Activity:
From the first line to the last, restate the data word for word.

+++ Data excerpts +++

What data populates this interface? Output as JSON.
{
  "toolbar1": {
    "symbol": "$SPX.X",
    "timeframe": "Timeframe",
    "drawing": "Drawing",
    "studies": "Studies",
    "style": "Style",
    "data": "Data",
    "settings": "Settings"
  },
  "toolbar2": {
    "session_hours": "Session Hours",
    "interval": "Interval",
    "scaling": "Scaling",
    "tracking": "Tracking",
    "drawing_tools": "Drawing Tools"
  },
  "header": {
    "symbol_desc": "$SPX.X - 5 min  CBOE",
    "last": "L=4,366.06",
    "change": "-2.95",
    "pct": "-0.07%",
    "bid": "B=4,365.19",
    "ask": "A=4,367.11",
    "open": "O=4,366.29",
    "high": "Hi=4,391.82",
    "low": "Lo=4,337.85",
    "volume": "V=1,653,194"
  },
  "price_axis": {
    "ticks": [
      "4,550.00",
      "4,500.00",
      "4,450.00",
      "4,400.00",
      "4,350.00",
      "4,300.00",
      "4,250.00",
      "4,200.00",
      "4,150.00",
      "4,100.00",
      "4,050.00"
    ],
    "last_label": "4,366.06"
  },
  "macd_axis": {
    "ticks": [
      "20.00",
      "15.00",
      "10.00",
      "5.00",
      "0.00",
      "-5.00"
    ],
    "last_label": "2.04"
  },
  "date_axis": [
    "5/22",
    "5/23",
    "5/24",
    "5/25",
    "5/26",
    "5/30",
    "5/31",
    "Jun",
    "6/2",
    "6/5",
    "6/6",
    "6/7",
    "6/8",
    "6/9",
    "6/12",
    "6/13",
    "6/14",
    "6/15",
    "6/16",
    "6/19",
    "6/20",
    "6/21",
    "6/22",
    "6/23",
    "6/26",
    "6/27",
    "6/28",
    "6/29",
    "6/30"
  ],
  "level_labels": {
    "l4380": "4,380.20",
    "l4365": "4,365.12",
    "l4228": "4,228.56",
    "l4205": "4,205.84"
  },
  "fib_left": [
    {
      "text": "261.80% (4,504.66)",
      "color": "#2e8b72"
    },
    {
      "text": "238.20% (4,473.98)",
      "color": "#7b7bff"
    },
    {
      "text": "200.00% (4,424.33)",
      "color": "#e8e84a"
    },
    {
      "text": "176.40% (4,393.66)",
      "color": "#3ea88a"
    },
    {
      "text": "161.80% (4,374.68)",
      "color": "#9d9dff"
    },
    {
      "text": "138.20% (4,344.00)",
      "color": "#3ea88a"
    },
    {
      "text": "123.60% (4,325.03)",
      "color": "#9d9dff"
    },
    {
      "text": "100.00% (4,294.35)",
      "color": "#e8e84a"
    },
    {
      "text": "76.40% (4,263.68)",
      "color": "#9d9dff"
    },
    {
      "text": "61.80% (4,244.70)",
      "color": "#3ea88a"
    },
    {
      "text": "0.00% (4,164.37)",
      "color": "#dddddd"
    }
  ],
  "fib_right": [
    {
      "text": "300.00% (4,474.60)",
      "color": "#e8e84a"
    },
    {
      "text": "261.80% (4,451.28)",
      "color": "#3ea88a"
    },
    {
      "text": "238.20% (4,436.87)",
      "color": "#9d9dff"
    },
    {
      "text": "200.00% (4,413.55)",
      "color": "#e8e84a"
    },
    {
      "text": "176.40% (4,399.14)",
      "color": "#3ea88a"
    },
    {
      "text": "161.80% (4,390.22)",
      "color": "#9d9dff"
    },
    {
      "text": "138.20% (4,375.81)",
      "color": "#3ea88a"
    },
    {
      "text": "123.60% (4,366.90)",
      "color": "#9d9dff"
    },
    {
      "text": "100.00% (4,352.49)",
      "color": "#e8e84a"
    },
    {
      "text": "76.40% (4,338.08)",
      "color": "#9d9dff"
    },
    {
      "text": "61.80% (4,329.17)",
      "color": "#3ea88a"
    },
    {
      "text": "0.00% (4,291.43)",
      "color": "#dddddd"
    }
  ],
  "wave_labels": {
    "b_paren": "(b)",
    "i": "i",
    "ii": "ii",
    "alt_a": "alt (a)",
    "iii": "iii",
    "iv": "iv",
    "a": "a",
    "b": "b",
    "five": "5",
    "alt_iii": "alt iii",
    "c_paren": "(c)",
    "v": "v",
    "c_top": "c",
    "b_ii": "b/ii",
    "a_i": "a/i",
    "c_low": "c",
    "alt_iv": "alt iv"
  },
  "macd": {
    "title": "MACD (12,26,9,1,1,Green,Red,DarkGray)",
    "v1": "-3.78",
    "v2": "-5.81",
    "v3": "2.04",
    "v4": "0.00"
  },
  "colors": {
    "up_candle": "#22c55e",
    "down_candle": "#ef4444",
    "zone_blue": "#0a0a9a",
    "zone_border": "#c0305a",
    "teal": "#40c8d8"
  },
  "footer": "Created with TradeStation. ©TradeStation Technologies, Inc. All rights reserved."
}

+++

Result for this exercise:
What data populates this interface? Output as JSON.
{
  "toolbar1": {
    "symbol": "$SPX.X",
    "timeframe": "Timeframe",
    "drawing": "Drawing",
    "studies": "Studies",
    "style": "Style",
    "data": "Data",
    "settings": "Settings"
  },
  "toolbar2": {
    "session_hours": "Session Hours",
    "interval": "Interval",
    "scaling": "Scaling",
    "tracking": "Tracking",
    "drawing_tools": "Drawing Tools"
  },
  "header": {
    "symbol_desc": "$SPX.X - 5 min  CBOE",
    "last": "L=4,366.06",
    "change": "-2.95",
    "pct": "-0.07%",
    "bid": "B=4,365.19",
    "ask": "A=4,367.11",
    "open": "O=4,366.29",
    "high": "Hi=4,391.82",
    "low": "Lo=4,337.85",
    "volume": "V=1,653,194"
  },
  "price_axis": {
    "ticks": [
      "4,550.00",
      "4,500.00",
      "4,450.00",
      "4,400.00",
      "4,350.00",
      "4,300.00",
      "4,250.00",
      "4,200.00",
      "4,150.00",
      "4,100.00",
      "4,050.00"
    ],
    "last_label": "4,366.06"
  },
  "macd_axis": {
    "ticks": [
      "20.00",
      "15.00",
      "10.00",
      "5.00",
      "0.00",
      "-5.00"
    ],
    "last_label": "2.04"
  },
  "date_axis": [
    "5/22",
    "5/23",
    "5/24",
    "5/25",
    "5/26",
    "5/30",
    "5/31",
    "Jun",
    "6/2",
    "6/5",
    "6/6",
    "6/7",
    "6/8",
    "6/9",
    "6/12",
    "6/13",
    "6/14",
    "6/15",
    "6/16",
    "6/19",
    "6/20",
    "6/21",
    "6/22",
    "6/23",
    "6/26",
    "6/27",
    "6/28",
    "6/29",
    "6/30"
  ],
  "level_labels": {
    "l4380": "4,380.20",
    "l4365": "4,365.12",
    "l4228": "4,228.56",
    "l4205": "4,205.84"
  },
  "fib_left": [
    {
      "text": "261.80% (4,504.66)",
      "color": "#2e8b72"
    },
    {
      "text": "238.20% (4,473.98)",
      "color": "#7b7bff"
    },
    {
      "text": "200.00% (4,424.33)",
      "color": "#e8e84a"
    },
    {
      "text": "176.40% (4,393.66)",
      "color": "#3ea88a"
    },
    {
      "text": "161.80% (4,374.68)",
      "color": "#9d9dff"
    },
    {
      "text": "138.20% (4,344.00)",
      "color": "#3ea88a"
    },
    {
      "text": "123.60% (4,325.03)",
      "color": "#9d9dff"
    },
    {
      "text": "100.00% (4,294.35)",
      "color": "#e8e84a"
    },
    {
      "text": "76.40% (4,263.68)",
      "color": "#9d9dff"
    },
    {
      "text": "61.80% (4,244.70)",
      "color": "#3ea88a"
    },
    {
      "text": "0.00% (4,164.37)",
      "color": "#dddddd"
    }
  ],
  "fib_right": [
    {
      "text": "300.00% (4,474.60)",
      "color": "#e8e84a"
    },
    {
      "text": "261.80% (4,451.28)",
      "color": "#3ea88a"
    },
    {
      "text": "238.20% (4,436.87)",
      "color": "#9d9dff"
    },
    {
      "text": "200.00% (4,413.55)",
      "color": "#e8e84a"
    },
    {
      "text": "176.40% (4,399.14)",
      "color": "#3ea88a"
    },
    {
      "text": "161.80% (4,390.22)",
      "color": "#9d9dff"
    },
    {
      "text": "138.20% (4,375.81)",
      "color": "#3ea88a"
    },
    {
      "text": "123.60% (4,366.90)",
      "color": "#9d9dff"
    },
    {
      "text": "100.00% (4,352.49)",
      "color": "#e8e84a"
    },
    {
      "text": "76.40% (4,338.08)",
      "color": "#9d9dff"
    },
    {
      "text": "61.80% (4,329.17)",
      "color": "#3ea88a"
    },
    {
      "text": "0.00% (4,291.43)",
      "color": "#dddddd"
    }
  ],
  "wave_labels": {
    "b_paren": "(b)",
    "i": "i",
    "ii": "ii",
    "alt_a": "alt (a)",
    "iii": "iii",
    "iv": "iv",
    "a": "a",
    "b": "b",
    "five": "5",
    "alt_iii": "alt iii",
    "c_paren": "(c)",
    "v": "v",
    "c_top": "c",
    "b_ii": "b/ii",
    "a_i": "a/i",
    "c_low": "c",
    "alt_iv": "alt iv"
  },
  "macd": {
    "title": "MACD (12,26,9,1,1,Green,Red,DarkGray)",
    "v1": "-3.78",
    "v2": "-5.81",
    "v3": "2.04",
    "v4": "0.00"
  },
  "colors": {
    "up_candle": "#22c55e",
    "down_candle": "#ef4444",
    "zone_blue": "#0a0a9a",
    "zone_border": "#c0305a",
    "teal": "#40c8d8"
  },
  "footer": "Created with TradeStation. ©TradeStation Technologies, Inc. All rights reserved."
}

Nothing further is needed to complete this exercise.